But a few other pharma companies told Buzzfeed they're expressly not working with ResearchKit -- Gilead Sciences and Pfizer. The latter is particularly interesting, because Pfizer has been one of the leaders in the idea of remote clinical trials. Pfizer's Head of Clinical Innovation Craig Lipset was on a panel at life sciences conference BIO this year where panelists discussed the importance of novel methods of data collection.

"We have models of clinical development that were built for a blockbuster era,” Lipset said at the time. “…We need new approaches that are able to help us identify patients more appropriately, and other ways of capturing data, whether it’s partnering with health systems or partnering with patients to aggregate and share data on their own. Because in today’s state in healthcare, we as patients have unprecedented access to our own data, and our own ability to serve as data hubs and aggregators of our own data. And patients have that willingness to share their data to support research. When you couple that with different molecular approaches, that creates tremendous opportunities for us to actually scale clinical trials.”

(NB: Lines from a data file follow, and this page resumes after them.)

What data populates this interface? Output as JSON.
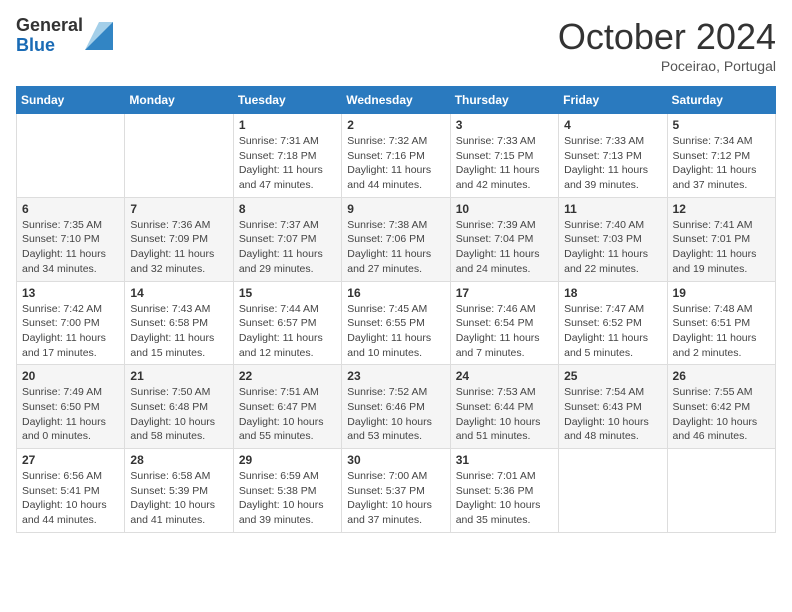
{
  "header": {
    "logo_general": "General",
    "logo_blue": "Blue",
    "month_title": "October 2024",
    "location": "Poceirao, Portugal"
  },
  "days_of_week": [
    "Sunday",
    "Monday",
    "Tuesday",
    "Wednesday",
    "Thursday",
    "Friday",
    "Saturday"
  ],
  "weeks": [
    [
      {
        "day": "",
        "info": ""
      },
      {
        "day": "",
        "info": ""
      },
      {
        "day": "1",
        "info": "Sunrise: 7:31 AM\nSunset: 7:18 PM\nDaylight: 11 hours and 47 minutes."
      },
      {
        "day": "2",
        "info": "Sunrise: 7:32 AM\nSunset: 7:16 PM\nDaylight: 11 hours and 44 minutes."
      },
      {
        "day": "3",
        "info": "Sunrise: 7:33 AM\nSunset: 7:15 PM\nDaylight: 11 hours and 42 minutes."
      },
      {
        "day": "4",
        "info": "Sunrise: 7:33 AM\nSunset: 7:13 PM\nDaylight: 11 hours and 39 minutes."
      },
      {
        "day": "5",
        "info": "Sunrise: 7:34 AM\nSunset: 7:12 PM\nDaylight: 11 hours and 37 minutes."
      }
    ],
    [
      {
        "day": "6",
        "info": "Sunrise: 7:35 AM\nSunset: 7:10 PM\nDaylight: 11 hours and 34 minutes."
      },
      {
        "day": "7",
        "info": "Sunrise: 7:36 AM\nSunset: 7:09 PM\nDaylight: 11 hours and 32 minutes."
      },
      {
        "day": "8",
        "info": "Sunrise: 7:37 AM\nSunset: 7:07 PM\nDaylight: 11 hours and 29 minutes."
      },
      {
        "day": "9",
        "info": "Sunrise: 7:38 AM\nSunset: 7:06 PM\nDaylight: 11 hours and 27 minutes."
      },
      {
        "day": "10",
        "info": "Sunrise: 7:39 AM\nSunset: 7:04 PM\nDaylight: 11 hours and 24 minutes."
      },
      {
        "day": "11",
        "info": "Sunrise: 7:40 AM\nSunset: 7:03 PM\nDaylight: 11 hours and 22 minutes."
      },
      {
        "day": "12",
        "info": "Sunrise: 7:41 AM\nSunset: 7:01 PM\nDaylight: 11 hours and 19 minutes."
      }
    ],
    [
      {
        "day": "13",
        "info": "Sunrise: 7:42 AM\nSunset: 7:00 PM\nDaylight: 11 hours and 17 minutes."
      },
      {
        "day": "14",
        "info": "Sunrise: 7:43 AM\nSunset: 6:58 PM\nDaylight: 11 hours and 15 minutes."
      },
      {
        "day": "15",
        "info": "Sunrise: 7:44 AM\nSunset: 6:57 PM\nDaylight: 11 hours and 12 minutes."
      },
      {
        "day": "16",
        "info": "Sunrise: 7:45 AM\nSunset: 6:55 PM\nDaylight: 11 hours and 10 minutes."
      },
      {
        "day": "17",
        "info": "Sunrise: 7:46 AM\nSunset: 6:54 PM\nDaylight: 11 hours and 7 minutes."
      },
      {
        "day": "18",
        "info": "Sunrise: 7:47 AM\nSunset: 6:52 PM\nDaylight: 11 hours and 5 minutes."
      },
      {
        "day": "19",
        "info": "Sunrise: 7:48 AM\nSunset: 6:51 PM\nDaylight: 11 hours and 2 minutes."
      }
    ],
    [
      {
        "day": "20",
        "info": "Sunrise: 7:49 AM\nSunset: 6:50 PM\nDaylight: 11 hours and 0 minutes."
      },
      {
        "day": "21",
        "info": "Sunrise: 7:50 AM\nSunset: 6:48 PM\nDaylight: 10 hours and 58 minutes."
      },
      {
        "day": "22",
        "info": "Sunrise: 7:51 AM\nSunset: 6:47 PM\nDaylight: 10 hours and 55 minutes."
      },
      {
        "day": "23",
        "info": "Sunrise: 7:52 AM\nSunset: 6:46 PM\nDaylight: 10 hours and 53 minutes."
      },
      {
        "day": "24",
        "info": "Sunrise: 7:53 AM\nSunset: 6:44 PM\nDaylight: 10 hours and 51 minutes."
      },
      {
        "day": "25",
        "info": "Sunrise: 7:54 AM\nSunset: 6:43 PM\nDaylight: 10 hours and 48 minutes."
      },
      {
        "day": "26",
        "info": "Sunrise: 7:55 AM\nSunset: 6:42 PM\nDaylight: 10 hours and 46 minutes."
      }
    ],
    [
      {
        "day": "27",
        "info": "Sunrise: 6:56 AM\nSunset: 5:41 PM\nDaylight: 10 hours and 44 minutes."
      },
      {
        "day": "28",
        "info": "Sunrise: 6:58 AM\nSunset: 5:39 PM\nDaylight: 10 hours and 41 minutes."
      },
      {
        "day": "29",
        "info": "Sunrise: 6:59 AM\nSunset: 5:38 PM\nDaylight: 10 hours and 39 minutes."
      },
      {
        "day": "30",
        "info": "Sunrise: 7:00 AM\nSunset: 5:37 PM\nDaylight: 10 hours and 37 minutes."
      },
      {
        "day": "31",
        "info": "Sunrise: 7:01 AM\nSunset: 5:36 PM\nDaylight: 10 hours and 35 minutes."
      },
      {
        "day": "",
        "info": ""
      },
      {
        "day": "",
        "info": ""
      }
    ]
  ]
}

The context of that discussion was around precision medicine -- the idea that some conditions are going to require highly specialized therapeutics, based on the patients' individual genetics. It won't be efficient to develop these drugs the way pharma companies have always developed blockbuster drugs, but it could be done with a platform that enabled pharma companies to do decentralized remote trials on large groups of patients fitting a highly specific profile -- something like ResearchKit.

I'd be surprised if the pharma companies that are investigating ResearchKit now aren't thinking about this forthcoming sea-change in drug development. If ResearchKit or something like it can overcome certain regulatory and logistical barriers, it could become the research platform that pharma needs to develop the drugs that make sense for the 21st Century.

Clinical trials are just one use case pharma companies might find for mobile data collection to address the changing face of pharma. Novartis told the Wall Street Journal this weekend that its new heart failure drug, Entresto, might be among the first to be sold with remote monitoring tools as an add-on service, to help convince insurers to spring for the more costly drug. The monitoring tools could even allow insurers to get a partial refund if the drug doesn't effect outcomes, essentially setting up a pay-for-performance arrangement for Novartis.